Paul inspired confidence by the strength of his character; so, too, did Winston Churchill during the Second World War; so, too, did Mr Ten Boom in the Dutch city of Haarlem.
(E) The Victory of Faith
The crew and passengers of the endangered vessel had to take God at his word to be saved. They had to believe the words of Paul: Not one of you will be lost, only the ship will be destroyed. v22.
Some tried to escape their own way: In an attempt to escape from the ship, the sailors let the lifeboat into the sea. The shallow draught of the lifeboat gave it a big advantage near to land. Paul informed Julius: "Unless these men stay with the ship you cannot be saved." They were needed in the morning to prepare the vessel for the desperate attempt to run the ship aground. v39.
We must be saved God's way or not at all. Just as in the first instance we freely turned from God and asserted our independence so now we must turn to God's son and willingly surrender ourselves to him. This is the only way to be saved.
The ships company showed their faith in God and complete dependence upon him when they cut loose the anchors, freed the rudder, hoisted the sail and made for the land. They went, as the saying is, for broke. We must do the same to be saved from sin and given eternal life - cast our all upon Jesus - yield control to him - go for broke.
I just love how the story ends:
(1) They who could swim should cast themselves first into the sea, and get to land; And the rest some on boards and some on broken pieces of ship.
Those of strong and robust faith struck out boldly for the distant shore but others needed to cling to planks and broken pieces of ship.
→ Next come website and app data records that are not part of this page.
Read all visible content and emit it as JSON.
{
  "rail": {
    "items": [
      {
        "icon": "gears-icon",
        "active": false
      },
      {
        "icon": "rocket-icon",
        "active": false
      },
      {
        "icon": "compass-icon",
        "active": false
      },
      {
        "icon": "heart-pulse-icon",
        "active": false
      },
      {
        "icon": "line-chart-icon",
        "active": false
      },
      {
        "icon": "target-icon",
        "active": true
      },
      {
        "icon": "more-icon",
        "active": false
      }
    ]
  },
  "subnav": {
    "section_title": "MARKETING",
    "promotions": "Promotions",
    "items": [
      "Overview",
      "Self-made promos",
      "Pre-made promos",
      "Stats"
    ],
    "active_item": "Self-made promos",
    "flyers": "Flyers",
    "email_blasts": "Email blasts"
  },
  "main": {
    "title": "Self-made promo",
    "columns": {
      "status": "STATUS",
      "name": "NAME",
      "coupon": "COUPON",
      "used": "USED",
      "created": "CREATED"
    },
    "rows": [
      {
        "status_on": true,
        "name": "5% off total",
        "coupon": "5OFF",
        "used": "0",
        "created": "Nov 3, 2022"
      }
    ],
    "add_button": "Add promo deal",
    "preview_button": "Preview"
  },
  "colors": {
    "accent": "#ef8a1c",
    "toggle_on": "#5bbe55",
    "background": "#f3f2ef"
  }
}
Of what does this flotsam and jetsam consist:
E. Paxton Hood had a friend - poor Beccy Williams. She was a simple soul who was rather despised by better-informed Christians and easily confused by those who questioned her faith. Beccy Williams had a plank she clung to. If asked why she was a Christian Beccy would reply: All that the father hath given me, shall come to me; and him that cometh to me I will in no wise cast out. John6v37. This is the precious promise by which she made her faltering progress towards the land.
My friend and fellow elder, Edward, never had a dramatic conversion experience or a Pentecostal filling of the Holy Spirit. I have often heard him say that what assures him that he is a child of God and a joint heir with Jesus is the verse: We know that we have passed from death to life because we love the brethren. 1John3v14. This fragment of Scripture buoys him up as he struggles towards the land.
(b) It may be a memorised prayer or a hymn.
Who can doubt that these lovely and comforting words were the broken spar on which the boy Henk was born landward by the waves.